East-Sussex (PRWEB UK) 21 January 2013
Wildlife in the UK suffers a scarcity of food each winter. Some mammals hibernate, and around 50 per cent of UK birds migrate south for the winter. Fortunately, it’s easy to attract what wildlife is still roaming and active. English Woodlands, an East Sussex-based supplier of trees and plants, have released advice on encouraging winter wildlife into the gardens of their customers and the wider public.
Creating a wildlife-friendly living environment is easy with a well-planned garden. Hedgerows provide cover for ground animals, and make common sites for birds to roost and feed. Planting hedges not only serves to structure a garden and shelter from high winds, but provides a local home for the 80 per cent of UK woodland birds capable of nesting in them.
By thinking about the plants, flowers, shrubs and trees being invested in it’s easy to optimise a garden for wildlife.

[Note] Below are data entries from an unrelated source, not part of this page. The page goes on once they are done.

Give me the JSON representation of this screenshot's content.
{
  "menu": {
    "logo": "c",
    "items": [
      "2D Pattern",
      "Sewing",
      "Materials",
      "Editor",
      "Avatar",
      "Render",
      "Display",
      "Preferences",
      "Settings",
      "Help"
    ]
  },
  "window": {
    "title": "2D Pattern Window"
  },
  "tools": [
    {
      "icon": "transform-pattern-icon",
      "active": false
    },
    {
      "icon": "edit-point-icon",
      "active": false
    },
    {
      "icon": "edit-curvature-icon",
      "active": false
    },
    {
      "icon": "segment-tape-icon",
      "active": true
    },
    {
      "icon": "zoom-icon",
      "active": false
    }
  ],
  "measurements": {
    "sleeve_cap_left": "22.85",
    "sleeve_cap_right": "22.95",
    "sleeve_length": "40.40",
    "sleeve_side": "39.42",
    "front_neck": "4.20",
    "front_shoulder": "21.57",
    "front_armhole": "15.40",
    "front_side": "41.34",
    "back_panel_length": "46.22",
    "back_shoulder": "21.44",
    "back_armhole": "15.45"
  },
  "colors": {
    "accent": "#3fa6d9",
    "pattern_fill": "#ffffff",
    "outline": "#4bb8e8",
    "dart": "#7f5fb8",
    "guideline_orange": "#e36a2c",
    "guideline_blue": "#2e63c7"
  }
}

Planting mixed native hedges, for example, provides sequential flowering and fruiting for a range of insects, birds and mammals. However beyond this, maintenance can play a large part. Refraining from the last grass cutting of the season creates a substantially improved environment during winter. Insects and invertebrates will stay above ground longer, finding the tall grass to hold in heat more effectively than that cut short. These will then attract more birds and ground animals searching for reliable food sources.

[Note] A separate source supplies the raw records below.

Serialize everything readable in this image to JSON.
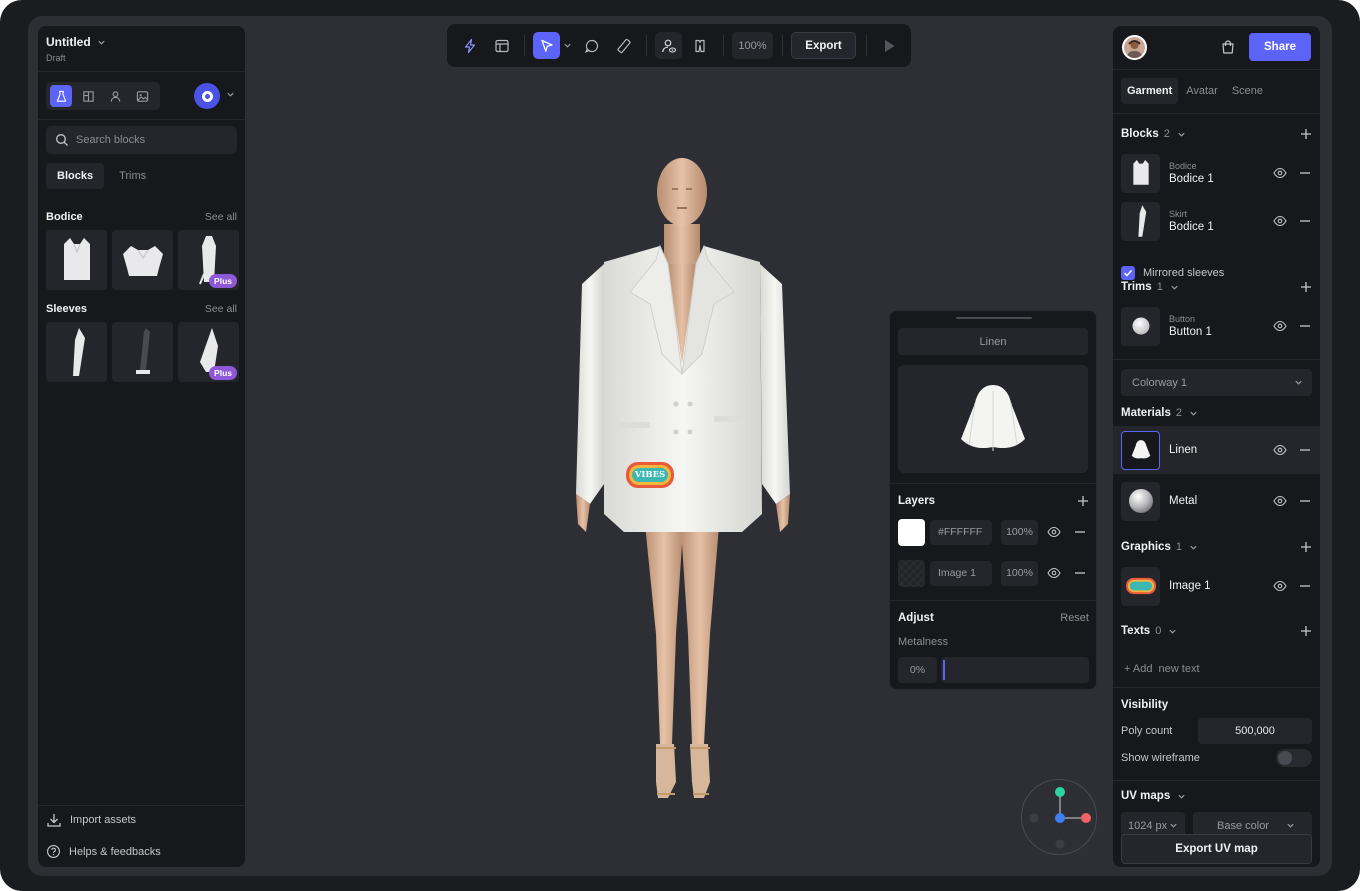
{
  "document": {
    "title": "Untitled",
    "status": "Draft"
  },
  "left_panel": {
    "category_tabs": [
      "dress-icon",
      "pattern-icon",
      "person-icon",
      "image-icon"
    ],
    "search_placeholder": "Search blocks",
    "tabs": [
      "Blocks",
      "Trims"
    ],
    "sections": [
      {
        "title": "Bodice",
        "link": "See all",
        "items": [
          {
            "name": "vest"
          },
          {
            "name": "crop"
          },
          {
            "name": "long",
            "badge": "Plus"
          }
        ]
      },
      {
        "title": "Sleeves",
        "link": "See all",
        "items": [
          {
            "name": "sleeve-1"
          },
          {
            "name": "sleeve-2"
          },
          {
            "name": "sleeve-3",
            "badge": "Plus"
          }
        ]
      }
    ],
    "footer": {
      "import": "Import assets",
      "help": "Helps & feedbacks"
    }
  },
  "toolbar": {
    "zoom": "100%",
    "export": "Export"
  },
  "viewport": {
    "patch_text": "VIBES"
  },
  "material_popup": {
    "name": "Linen",
    "layers_title": "Layers",
    "layers": [
      {
        "value": "#FFFFFF",
        "opacity": "100%"
      },
      {
        "value": "Image 1",
        "opacity": "100%"
      }
    ],
    "adjust_title": "Adjust",
    "reset": "Reset",
    "metalness_label": "Metalness",
    "metalness_value": "0%",
    "metalness_fraction": 0
  },
  "right_panel": {
    "share": "Share",
    "tabs": [
      "Garment",
      "Avatar",
      "Scene"
    ],
    "blocks": {
      "title": "Blocks",
      "count": "2",
      "items": [
        {
          "kind": "Bodice",
          "name": "Bodice 1"
        },
        {
          "kind": "Skirt",
          "name": "Bodice 1"
        }
      ]
    },
    "mirrored_sleeves": "Mirrored sleeves",
    "trims": {
      "title": "Trims",
      "count": "1",
      "items": [
        {
          "kind": "Button",
          "name": "Button 1"
        }
      ]
    },
    "colorway": "Colorway 1",
    "materials": {
      "title": "Materials",
      "count": "2",
      "items": [
        {
          "name": "Linen"
        },
        {
          "name": "Metal"
        }
      ]
    },
    "graphics": {
      "title": "Graphics",
      "count": "1",
      "items": [
        {
          "name": "Image 1"
        }
      ]
    },
    "texts": {
      "title": "Texts",
      "count": "0",
      "add": "+ Add  new text"
    },
    "visibility": {
      "title": "Visibility",
      "poly_label": "Poly count",
      "poly_value": "500,000",
      "wire_label": "Show wireframe"
    },
    "uv": {
      "title": "UV maps",
      "size": "1024 px",
      "map": "Base color",
      "export": "Export UV map"
    }
  },
  "colors": {
    "accent": "#5b64f7",
    "panel": "#17181b",
    "canvas": "#2e2f35",
    "badge": "#8e58d8"
  }
}
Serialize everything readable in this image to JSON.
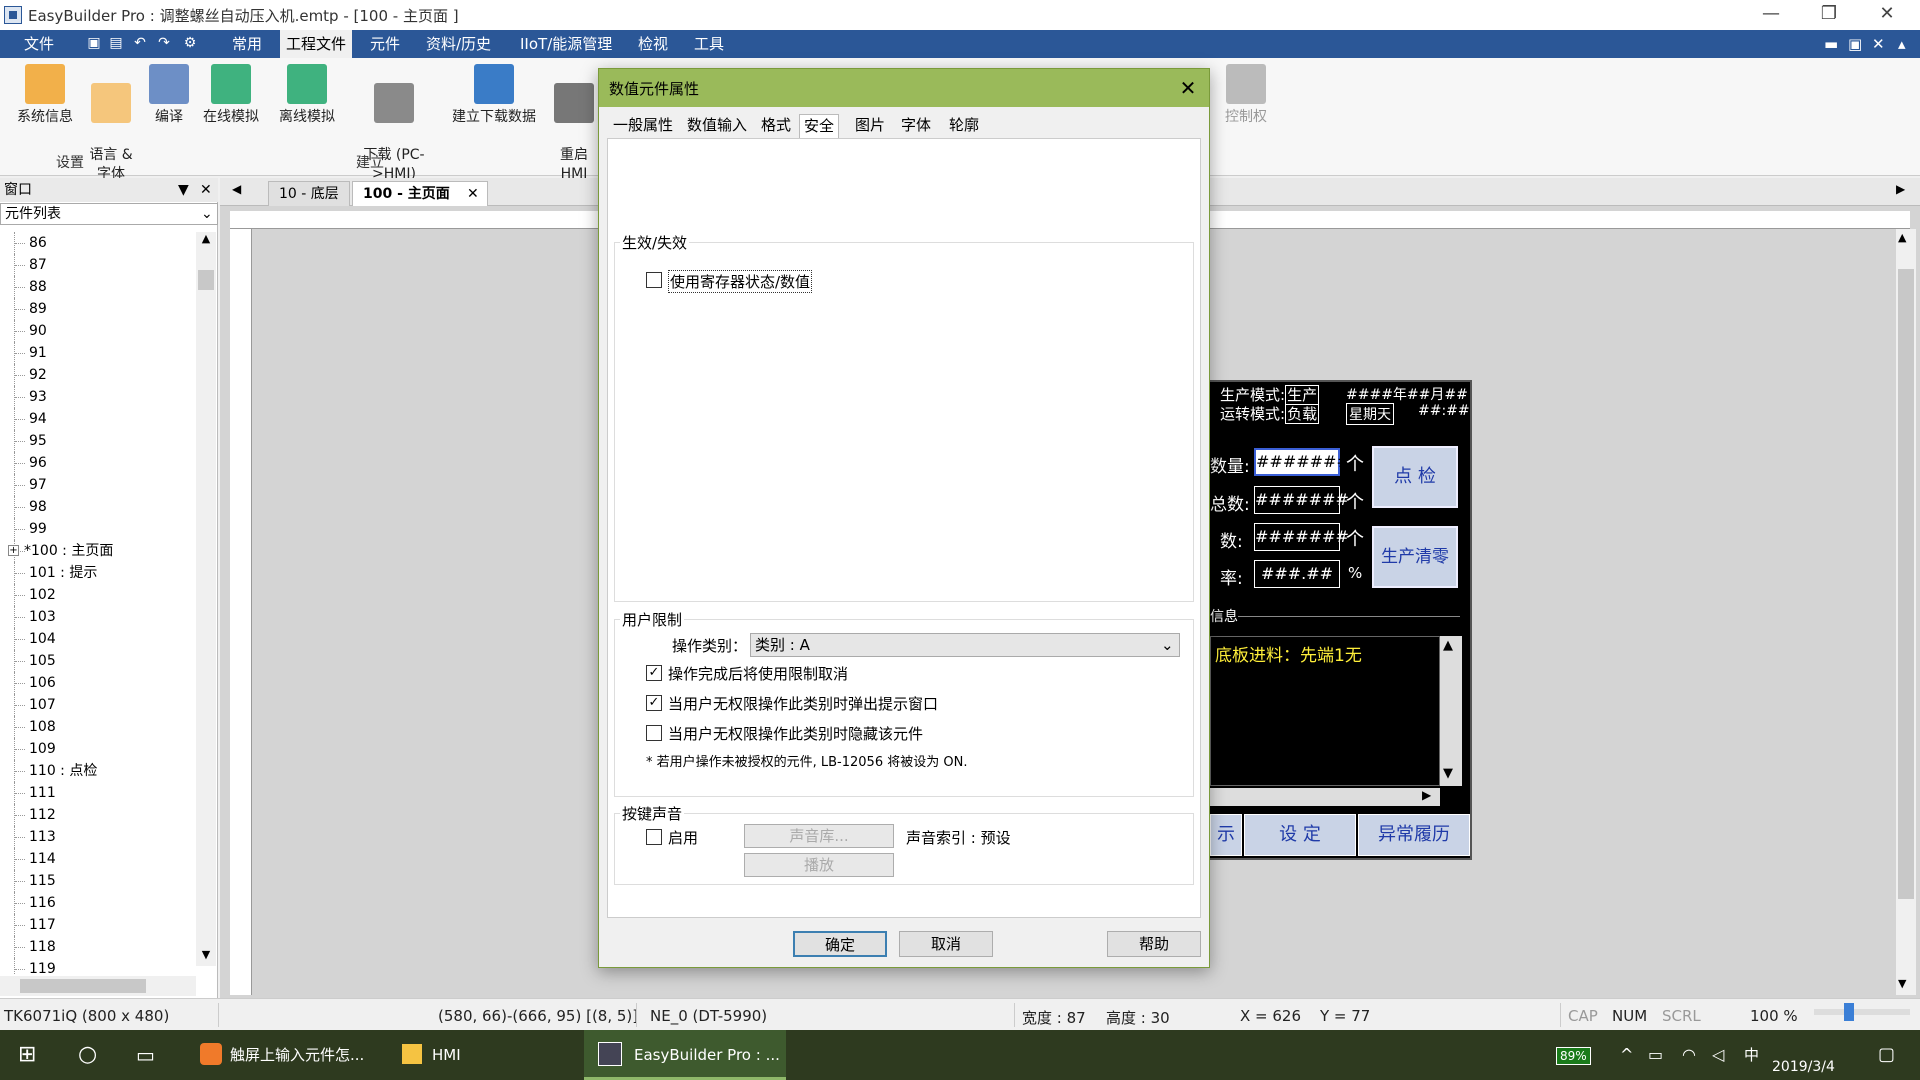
{
  "window": {
    "title": "EasyBuilder Pro : 调整螺丝自动压入机.emtp - [100 - 主页面 ]",
    "minimize": "—",
    "restore": "❐",
    "close": "✕"
  },
  "menubar": {
    "items": [
      "文件",
      "常用",
      "工程文件",
      "元件",
      "资料/历史",
      "IIoT/能源管理",
      "检视",
      "工具"
    ],
    "right_controls": [
      "▬",
      "▣",
      "✕",
      "▴"
    ]
  },
  "ribbon": {
    "buttons": [
      "系统信息",
      "语言 &\n字体",
      "编译",
      "在线模拟",
      "离线模拟",
      "下载 (PC-\n>HMI)",
      "建立下载数据",
      "重启\nHMI",
      "控制权"
    ],
    "groups": [
      "设置",
      "建立"
    ]
  },
  "left_panel": {
    "header": "窗口",
    "combo": "元件列表",
    "items": [
      "86",
      "87",
      "88",
      "89",
      "90",
      "91",
      "92",
      "93",
      "94",
      "95",
      "96",
      "97",
      "98",
      "99",
      "*100 : 主页面",
      "101 : 提示",
      "102",
      "103",
      "104",
      "105",
      "106",
      "107",
      "108",
      "109",
      "110 : 点检",
      "111",
      "112",
      "113",
      "114",
      "115",
      "116",
      "117",
      "118",
      "119"
    ]
  },
  "doc_tabs": [
    "10 - 底层",
    "100 - 主页面"
  ],
  "hmi": {
    "mode_prod": "生产模式:",
    "mode_prod_val": "生产",
    "mode_run": "运转模式:",
    "mode_run_val": "负载",
    "date": "####年##月##日",
    "weekday": "星期天",
    "time": "##:##",
    "row1_label": "数量:",
    "row2_label": "总数:",
    "row3_label": "数:",
    "row4_label": "率:",
    "num_value": "#######",
    "rate_value": "###.##",
    "unit_ge": "个",
    "unit_pct": "%",
    "btn_check": "点 检",
    "btn_clear": "生产清零",
    "info_label": "信息",
    "info_text": "底板进料：先端1无",
    "btn_show": "示",
    "btn_settings": "设 定",
    "btn_alarm": "异常履历"
  },
  "dialog": {
    "title": "数值元件属性",
    "tabs": [
      "一般属性",
      "数值输入",
      "格式",
      "安全",
      "图片",
      "字体",
      "轮廓"
    ],
    "active_tab": "安全",
    "enable_group": "生效/失效",
    "use_register": "使用寄存器状态/数值",
    "user_group": "用户限制",
    "op_category_label": "操作类别：",
    "op_category_value": "类别 : A",
    "cancel_after": "操作完成后将使用限制取消",
    "popup_on_no_perm": "当用户无权限操作此类别时弹出提示窗口",
    "hide_on_no_perm": "当用户无权限操作此类别时隐藏该元件",
    "note": "* 若用户操作未被授权的元件, LB-12056 将被设为 ON.",
    "sound_group": "按键声音",
    "enable": "启用",
    "sound_lib": "声音库...",
    "sound_index": "声音索引 : 预设",
    "play": "播放",
    "ok": "确定",
    "cancel": "取消",
    "help": "帮助"
  },
  "statusbar": {
    "model": "TK6071iQ (800 x 480)",
    "coords": "(580, 66)-(666, 95) [(8, 5)]",
    "element": "NE_0 (DT-5990)",
    "width": "宽度 : 87",
    "height": "高度 : 30",
    "x": "X = 626",
    "y": "Y = 77",
    "cap": "CAP",
    "num": "NUM",
    "scrl": "SCRL",
    "zoom": "100 %"
  },
  "taskbar": {
    "items": [
      "触屏上输入元件怎...",
      "HMI",
      "EasyBuilder Pro : ..."
    ],
    "battery": "89%",
    "ime": "中",
    "date": "2019/3/4"
  }
}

The colder months are lean, creating difficulties finding food for many animals. One reason many birds migrate is the lack of insects in the UK environment over winter. Invertebrates either die or burrow below ground for the winter, removing the primary food supply of many birds.
Growing plants with winter berries will give wildlife a reason to visit the garden. Many birds enjoy holly berries, particularly the iconic Robin. There are many small trees able to provide fruit sustaining birds during the winter such as hawthorns, blackthorns and crab apples. Leaving out fatty suet balls and oily sunflower seeds in a feeder will always attract birds. Alternatively, individuals can let some plants go to seed, rather than removing them towards the end of their season. This provides much needed nutrition for seed eaters of all kinds. For those who do dig out their borders, remember that turning over soil may reveal invertebrates to sustain the bird population.
Providing food and water benefits both birds and ground animals. For households with a frozen pond just boil a saucepan of water and hold it upon the surface until a circle has melted through, or simply pour the boiling water on. This means birds and small animals have access to water even in freezing conditions.
English Woodlands are an East Sussex-based supplier of trees, plants and planting accessories. They have spent almost a century selling their locally grown plant life to individuals and authorities around the United Kingdom. English Woodlands are proud to offer the best standards of advice and support to every one of their customers, helping them to keep their gardens healthy and bustling the entire year through.